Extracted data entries
+ + + + + + +

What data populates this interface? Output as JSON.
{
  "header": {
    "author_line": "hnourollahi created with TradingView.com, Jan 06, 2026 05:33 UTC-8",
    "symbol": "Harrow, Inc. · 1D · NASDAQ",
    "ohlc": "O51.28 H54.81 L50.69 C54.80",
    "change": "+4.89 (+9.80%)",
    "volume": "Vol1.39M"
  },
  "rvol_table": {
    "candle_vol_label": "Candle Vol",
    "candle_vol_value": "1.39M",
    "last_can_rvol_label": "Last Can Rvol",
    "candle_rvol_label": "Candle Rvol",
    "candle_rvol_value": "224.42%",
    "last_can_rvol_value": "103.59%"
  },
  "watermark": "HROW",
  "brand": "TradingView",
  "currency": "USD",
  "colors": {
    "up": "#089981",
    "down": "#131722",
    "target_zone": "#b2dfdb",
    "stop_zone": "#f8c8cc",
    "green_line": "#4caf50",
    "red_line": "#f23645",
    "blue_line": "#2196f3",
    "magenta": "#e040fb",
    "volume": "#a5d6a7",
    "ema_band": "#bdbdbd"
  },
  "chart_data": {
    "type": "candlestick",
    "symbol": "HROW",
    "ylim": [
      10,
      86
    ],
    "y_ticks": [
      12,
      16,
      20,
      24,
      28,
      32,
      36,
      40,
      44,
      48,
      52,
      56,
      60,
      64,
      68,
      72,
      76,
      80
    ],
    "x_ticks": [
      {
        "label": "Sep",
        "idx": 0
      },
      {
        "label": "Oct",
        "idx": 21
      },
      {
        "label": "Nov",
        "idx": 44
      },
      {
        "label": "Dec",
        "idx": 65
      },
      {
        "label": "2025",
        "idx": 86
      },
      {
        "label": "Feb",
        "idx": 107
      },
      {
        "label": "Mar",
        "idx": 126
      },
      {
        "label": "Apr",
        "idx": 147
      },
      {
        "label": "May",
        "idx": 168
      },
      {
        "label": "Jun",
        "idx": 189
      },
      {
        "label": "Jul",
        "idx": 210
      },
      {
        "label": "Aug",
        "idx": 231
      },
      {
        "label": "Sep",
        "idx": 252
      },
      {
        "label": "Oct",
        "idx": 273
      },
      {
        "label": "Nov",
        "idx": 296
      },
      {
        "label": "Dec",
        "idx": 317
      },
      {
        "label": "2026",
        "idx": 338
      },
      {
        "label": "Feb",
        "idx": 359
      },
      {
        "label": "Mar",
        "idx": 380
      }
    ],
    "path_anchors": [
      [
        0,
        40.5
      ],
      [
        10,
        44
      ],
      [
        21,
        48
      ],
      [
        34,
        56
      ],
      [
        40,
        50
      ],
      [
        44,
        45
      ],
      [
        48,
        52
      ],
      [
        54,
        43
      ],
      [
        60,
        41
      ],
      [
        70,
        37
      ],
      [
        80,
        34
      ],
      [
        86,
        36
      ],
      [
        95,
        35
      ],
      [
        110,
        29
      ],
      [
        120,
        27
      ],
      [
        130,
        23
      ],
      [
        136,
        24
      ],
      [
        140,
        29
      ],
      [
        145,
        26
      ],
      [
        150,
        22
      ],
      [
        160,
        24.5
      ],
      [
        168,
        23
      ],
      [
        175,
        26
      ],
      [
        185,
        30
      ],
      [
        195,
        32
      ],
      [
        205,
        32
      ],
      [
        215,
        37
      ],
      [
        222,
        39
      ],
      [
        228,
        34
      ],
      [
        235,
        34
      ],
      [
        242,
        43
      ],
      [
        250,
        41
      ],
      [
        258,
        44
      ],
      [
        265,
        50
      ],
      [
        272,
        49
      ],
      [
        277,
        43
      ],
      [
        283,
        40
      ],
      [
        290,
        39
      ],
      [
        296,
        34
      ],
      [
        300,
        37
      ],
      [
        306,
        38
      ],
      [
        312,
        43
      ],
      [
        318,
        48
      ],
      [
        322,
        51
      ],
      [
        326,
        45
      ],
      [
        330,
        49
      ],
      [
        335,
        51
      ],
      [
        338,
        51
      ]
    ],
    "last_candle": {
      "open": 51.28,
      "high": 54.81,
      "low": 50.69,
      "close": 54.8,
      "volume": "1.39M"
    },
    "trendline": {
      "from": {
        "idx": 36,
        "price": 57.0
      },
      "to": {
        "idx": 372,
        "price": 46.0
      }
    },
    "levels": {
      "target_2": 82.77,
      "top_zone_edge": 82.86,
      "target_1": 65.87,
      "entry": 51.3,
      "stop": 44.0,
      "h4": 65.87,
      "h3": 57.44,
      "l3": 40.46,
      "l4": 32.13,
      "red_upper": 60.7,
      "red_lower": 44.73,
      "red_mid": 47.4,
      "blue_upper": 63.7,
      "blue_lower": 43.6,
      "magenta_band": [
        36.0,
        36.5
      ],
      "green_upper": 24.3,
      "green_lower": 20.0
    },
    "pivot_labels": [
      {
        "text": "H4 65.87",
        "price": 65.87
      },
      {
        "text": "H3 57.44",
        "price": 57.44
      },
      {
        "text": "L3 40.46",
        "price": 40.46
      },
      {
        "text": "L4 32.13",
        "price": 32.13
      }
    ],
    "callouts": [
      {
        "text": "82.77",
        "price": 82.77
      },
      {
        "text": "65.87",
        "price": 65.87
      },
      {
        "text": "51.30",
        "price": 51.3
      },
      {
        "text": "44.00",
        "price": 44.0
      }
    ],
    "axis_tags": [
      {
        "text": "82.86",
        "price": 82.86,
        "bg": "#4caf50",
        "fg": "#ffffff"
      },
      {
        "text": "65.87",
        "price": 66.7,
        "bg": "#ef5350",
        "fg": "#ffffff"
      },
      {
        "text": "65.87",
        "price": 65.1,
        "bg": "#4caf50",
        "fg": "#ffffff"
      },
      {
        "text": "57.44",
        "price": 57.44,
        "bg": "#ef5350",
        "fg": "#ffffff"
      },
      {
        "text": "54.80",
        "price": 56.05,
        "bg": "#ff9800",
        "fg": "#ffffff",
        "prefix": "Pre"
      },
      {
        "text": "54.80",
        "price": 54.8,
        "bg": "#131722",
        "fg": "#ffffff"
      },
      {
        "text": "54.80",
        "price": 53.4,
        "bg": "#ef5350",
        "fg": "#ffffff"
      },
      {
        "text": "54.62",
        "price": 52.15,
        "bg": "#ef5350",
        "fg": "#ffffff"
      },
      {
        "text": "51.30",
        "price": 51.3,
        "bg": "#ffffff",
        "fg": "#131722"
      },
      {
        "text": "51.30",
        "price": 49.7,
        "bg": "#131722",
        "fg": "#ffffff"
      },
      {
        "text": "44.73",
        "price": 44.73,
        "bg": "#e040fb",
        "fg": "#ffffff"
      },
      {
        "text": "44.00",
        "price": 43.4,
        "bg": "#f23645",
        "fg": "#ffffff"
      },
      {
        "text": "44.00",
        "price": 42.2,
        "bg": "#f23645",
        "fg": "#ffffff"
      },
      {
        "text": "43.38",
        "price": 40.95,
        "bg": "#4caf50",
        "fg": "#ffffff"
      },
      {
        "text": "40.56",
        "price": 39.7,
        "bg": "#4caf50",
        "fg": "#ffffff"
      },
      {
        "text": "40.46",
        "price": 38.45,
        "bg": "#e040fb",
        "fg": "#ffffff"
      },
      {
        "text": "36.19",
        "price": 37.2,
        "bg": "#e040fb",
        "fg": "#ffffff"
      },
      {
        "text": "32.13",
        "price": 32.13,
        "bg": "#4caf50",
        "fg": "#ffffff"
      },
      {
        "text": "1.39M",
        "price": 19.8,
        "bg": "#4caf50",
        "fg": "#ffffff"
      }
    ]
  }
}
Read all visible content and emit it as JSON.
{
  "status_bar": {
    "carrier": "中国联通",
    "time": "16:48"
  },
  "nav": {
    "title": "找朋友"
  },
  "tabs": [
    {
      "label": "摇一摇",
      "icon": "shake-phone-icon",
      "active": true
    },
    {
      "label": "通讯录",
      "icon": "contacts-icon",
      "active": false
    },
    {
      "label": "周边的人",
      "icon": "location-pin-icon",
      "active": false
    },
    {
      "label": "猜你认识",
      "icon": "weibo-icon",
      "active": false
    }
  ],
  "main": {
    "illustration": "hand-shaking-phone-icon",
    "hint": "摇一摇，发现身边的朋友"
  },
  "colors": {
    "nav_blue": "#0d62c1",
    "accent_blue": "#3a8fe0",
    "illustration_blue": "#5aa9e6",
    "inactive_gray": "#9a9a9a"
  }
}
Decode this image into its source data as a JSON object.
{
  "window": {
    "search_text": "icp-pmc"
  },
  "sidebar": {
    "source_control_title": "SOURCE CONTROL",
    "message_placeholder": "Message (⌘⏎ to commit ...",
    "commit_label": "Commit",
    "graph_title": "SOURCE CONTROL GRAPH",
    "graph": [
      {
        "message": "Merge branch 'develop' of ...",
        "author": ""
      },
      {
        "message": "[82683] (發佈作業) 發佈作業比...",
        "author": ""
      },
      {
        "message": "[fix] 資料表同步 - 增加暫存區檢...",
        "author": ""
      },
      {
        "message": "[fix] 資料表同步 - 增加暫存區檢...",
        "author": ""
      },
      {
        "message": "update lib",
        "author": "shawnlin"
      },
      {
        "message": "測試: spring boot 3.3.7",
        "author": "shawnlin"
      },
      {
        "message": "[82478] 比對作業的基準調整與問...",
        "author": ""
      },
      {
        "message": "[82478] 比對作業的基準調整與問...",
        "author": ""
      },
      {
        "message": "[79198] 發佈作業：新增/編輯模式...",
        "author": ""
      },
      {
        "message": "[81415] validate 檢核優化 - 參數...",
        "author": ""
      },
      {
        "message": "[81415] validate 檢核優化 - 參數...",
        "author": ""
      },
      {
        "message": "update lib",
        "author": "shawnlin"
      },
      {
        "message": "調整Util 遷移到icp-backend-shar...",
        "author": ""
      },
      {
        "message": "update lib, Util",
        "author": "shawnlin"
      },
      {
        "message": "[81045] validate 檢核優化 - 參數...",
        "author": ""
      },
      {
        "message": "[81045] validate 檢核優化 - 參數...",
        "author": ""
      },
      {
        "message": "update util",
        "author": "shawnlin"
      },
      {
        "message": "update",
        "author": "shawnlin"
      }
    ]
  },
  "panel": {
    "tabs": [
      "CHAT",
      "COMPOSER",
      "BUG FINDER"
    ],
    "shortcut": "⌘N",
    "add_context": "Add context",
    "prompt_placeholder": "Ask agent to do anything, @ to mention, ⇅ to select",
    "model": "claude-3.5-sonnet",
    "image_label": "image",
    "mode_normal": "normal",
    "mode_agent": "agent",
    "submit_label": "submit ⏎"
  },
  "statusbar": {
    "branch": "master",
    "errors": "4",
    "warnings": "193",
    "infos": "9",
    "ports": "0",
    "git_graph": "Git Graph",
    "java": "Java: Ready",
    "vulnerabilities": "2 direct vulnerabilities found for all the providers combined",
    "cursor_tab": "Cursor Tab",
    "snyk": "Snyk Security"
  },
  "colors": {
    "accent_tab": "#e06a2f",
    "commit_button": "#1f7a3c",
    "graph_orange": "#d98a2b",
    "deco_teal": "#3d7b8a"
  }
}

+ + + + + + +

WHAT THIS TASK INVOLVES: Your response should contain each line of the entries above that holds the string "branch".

EXERCISE RESPONSE:
        "message": "Merge branch 'develop' of ...",
    "branch": "master",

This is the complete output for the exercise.